■ Your instructions ■
A copy is needed of each line in the records that has the word "cyjy".

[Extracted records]
- Opening Delimiter -

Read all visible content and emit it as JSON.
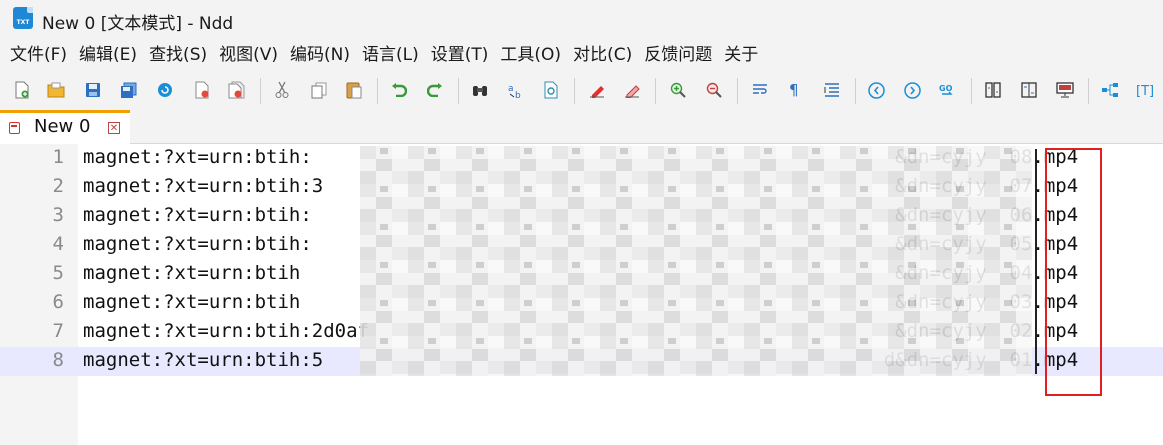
{
  "window": {
    "app_icon_text": "TXT",
    "title": "New 0 [文本模式] - Ndd"
  },
  "menu": [
    "文件(F)",
    "编辑(E)",
    "查找(S)",
    "视图(V)",
    "编码(N)",
    "语言(L)",
    "设置(T)",
    "工具(O)",
    "对比(C)",
    "反馈问题",
    "关于"
  ],
  "toolbar_icons": [
    "new-file-icon",
    "open-file-icon",
    "save-icon",
    "save-all-icon",
    "reload-icon",
    "close-icon",
    "close-all-icon",
    "cut-icon",
    "copy-icon",
    "paste-icon",
    "undo-icon",
    "redo-icon",
    "find-icon",
    "replace-icon",
    "find-in-files-icon",
    "mark-icon",
    "clear-mark-icon",
    "zoom-in-icon",
    "zoom-out-icon",
    "wrap-icon",
    "show-symbols-icon",
    "indent-guide-icon",
    "prev-icon",
    "next-icon",
    "goto-icon",
    "compare-file-icon",
    "compare-dir-icon",
    "compare-bin-icon",
    "structure-icon",
    "text-mode-icon"
  ],
  "tab": {
    "label": "New 0",
    "close_glyph": "✕"
  },
  "editor": {
    "lines": [
      {
        "num": "1",
        "text": "magnet:?xt=urn:btih:                                                   &dn=cyjy  08.mp4"
      },
      {
        "num": "2",
        "text": "magnet:?xt=urn:btih:3                                                  &dn=cyjy  07.mp4"
      },
      {
        "num": "3",
        "text": "magnet:?xt=urn:btih:                                                   &dn=cyjy  06.mp4"
      },
      {
        "num": "4",
        "text": "magnet:?xt=urn:btih:                                                   &dn=cyjy  05.mp4"
      },
      {
        "num": "5",
        "text": "magnet:?xt=urn:btih                                                    &dn=cyjy  04.mp4"
      },
      {
        "num": "6",
        "text": "magnet:?xt=urn:btih                                                    &dn=cyjy  03.mp4"
      },
      {
        "num": "7",
        "text": "magnet:?xt=urn:btih:2d0af                                              &dn=cyjy  02.mp4"
      },
      {
        "num": "8",
        "text": "magnet:?xt=urn:btih:5                                                 d&dn=cyjy  01.mp4"
      }
    ]
  },
  "colors": {
    "tab_accent": "#f0a000",
    "highlight_box": "#e02020",
    "current_line": "#e8e8ff"
  }
}
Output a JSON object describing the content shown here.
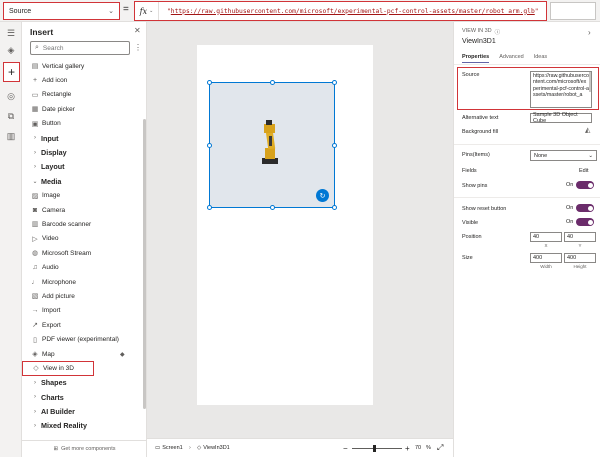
{
  "formula_bar": {
    "property": "Source",
    "fx": "fx",
    "formula_quote_open": "\"",
    "formula_url": "https://raw.githubusercontent.com/microsoft/experimental-pcf-control-assets/master/robot_arm.glb",
    "formula_quote_close": "\""
  },
  "insert_panel": {
    "title": "Insert",
    "search_placeholder": "Search",
    "items": [
      {
        "type": "item",
        "icon": "gallery-icon",
        "glyph": "▤",
        "label": "Vertical gallery"
      },
      {
        "type": "item",
        "icon": "add-icon-icon",
        "glyph": "+",
        "label": "Add icon"
      },
      {
        "type": "item",
        "icon": "rectangle-icon",
        "glyph": "▭",
        "label": "Rectangle"
      },
      {
        "type": "item",
        "icon": "calendar-icon",
        "glyph": "▦",
        "label": "Date picker"
      },
      {
        "type": "item",
        "icon": "button-icon",
        "glyph": "▣",
        "label": "Button"
      },
      {
        "type": "cat",
        "label": "Input"
      },
      {
        "type": "cat",
        "label": "Display"
      },
      {
        "type": "cat",
        "label": "Layout"
      },
      {
        "type": "cat-open",
        "label": "Media"
      },
      {
        "type": "item",
        "icon": "image-icon",
        "glyph": "▨",
        "label": "Image"
      },
      {
        "type": "item",
        "icon": "camera-icon",
        "glyph": "◙",
        "label": "Camera"
      },
      {
        "type": "item",
        "icon": "barcode-icon",
        "glyph": "▥",
        "label": "Barcode scanner"
      },
      {
        "type": "item",
        "icon": "video-icon",
        "glyph": "▷",
        "label": "Video"
      },
      {
        "type": "item",
        "icon": "stream-icon",
        "glyph": "◍",
        "label": "Microsoft Stream"
      },
      {
        "type": "item",
        "icon": "audio-icon",
        "glyph": "♫",
        "label": "Audio"
      },
      {
        "type": "item",
        "icon": "microphone-icon",
        "glyph": "♩",
        "label": "Microphone"
      },
      {
        "type": "item",
        "icon": "add-picture-icon",
        "glyph": "▧",
        "label": "Add picture"
      },
      {
        "type": "item",
        "icon": "import-icon",
        "glyph": "→",
        "label": "Import"
      },
      {
        "type": "item",
        "icon": "export-icon",
        "glyph": "↗",
        "label": "Export"
      },
      {
        "type": "item",
        "icon": "pdf-icon",
        "glyph": "▯",
        "label": "PDF viewer (experimental)"
      },
      {
        "type": "item",
        "icon": "map-icon",
        "glyph": "◈",
        "label": "Map",
        "suffix": "◆"
      },
      {
        "type": "item-hl",
        "icon": "cube-icon",
        "glyph": "◇",
        "label": "View in 3D"
      },
      {
        "type": "cat",
        "label": "Shapes"
      },
      {
        "type": "cat",
        "label": "Charts"
      },
      {
        "type": "cat",
        "label": "AI Builder"
      },
      {
        "type": "cat",
        "label": "Mixed Reality"
      }
    ],
    "get_more": "Get more components"
  },
  "bottom_bar": {
    "screen": "Screen1",
    "control": "ViewIn3D1",
    "zoom_minus": "−",
    "zoom_plus": "+",
    "zoom": "70",
    "zoom_unit": "%"
  },
  "properties_panel": {
    "type_label": "VIEW IN 3D",
    "control_name": "ViewIn3D1",
    "tabs": [
      "Properties",
      "Advanced",
      "Ideas"
    ],
    "source_label": "Source",
    "source_value": "https://raw.githubusercontent.com/microsoft/experimental-pcf-control-assets/master/robot_a",
    "alt_label": "Alternative text",
    "alt_value": "Sample 3D Object Cube",
    "bg_label": "Background fill",
    "pins_label": "Pins(Items)",
    "pins_value": "None",
    "fields_label": "Fields",
    "fields_action": "Edit",
    "show_pins_label": "Show pins",
    "show_pins_state": "On",
    "reset_label": "Show reset button",
    "reset_state": "On",
    "visible_label": "Visible",
    "visible_state": "On",
    "position_label": "Position",
    "pos_x": "40",
    "pos_y": "40",
    "pos_x_label": "X",
    "pos_y_label": "Y",
    "size_label": "Size",
    "width": "400",
    "height": "400",
    "width_label": "Width",
    "height_label": "Height"
  }
}
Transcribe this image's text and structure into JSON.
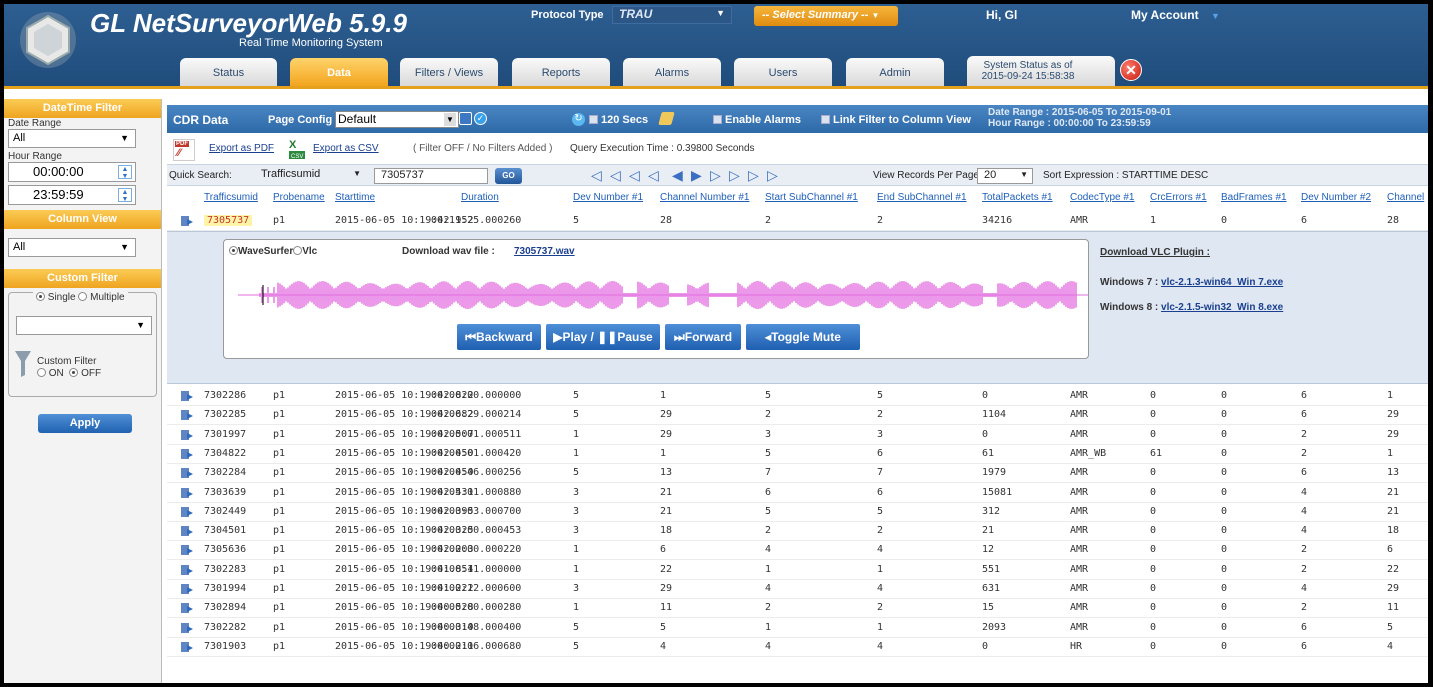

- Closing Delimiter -

■ Response area ■
        "text": "magnet:?xt=urn:btih:                                                   &dn=cyjy  08.mp4"
        "text": "magnet:?xt=urn:btih:3                                                  &dn=cyjy  07.mp4"
        "text": "magnet:?xt=urn:btih:                                                   &dn=cyjy  06.mp4"
        "text": "magnet:?xt=urn:btih:                                                   &dn=cyjy  05.mp4"
        "text": "magnet:?xt=urn:btih                                                    &dn=cyjy  04.mp4"
        "text": "magnet:?xt=urn:btih                                                    &dn=cyjy  03.mp4"
        "text": "magnet:?xt=urn:btih:2d0af                                              &dn=cyjy  02.mp4"
        "text": "magnet:?xt=urn:btih:5                                                 d&dn=cyjy  01.mp4"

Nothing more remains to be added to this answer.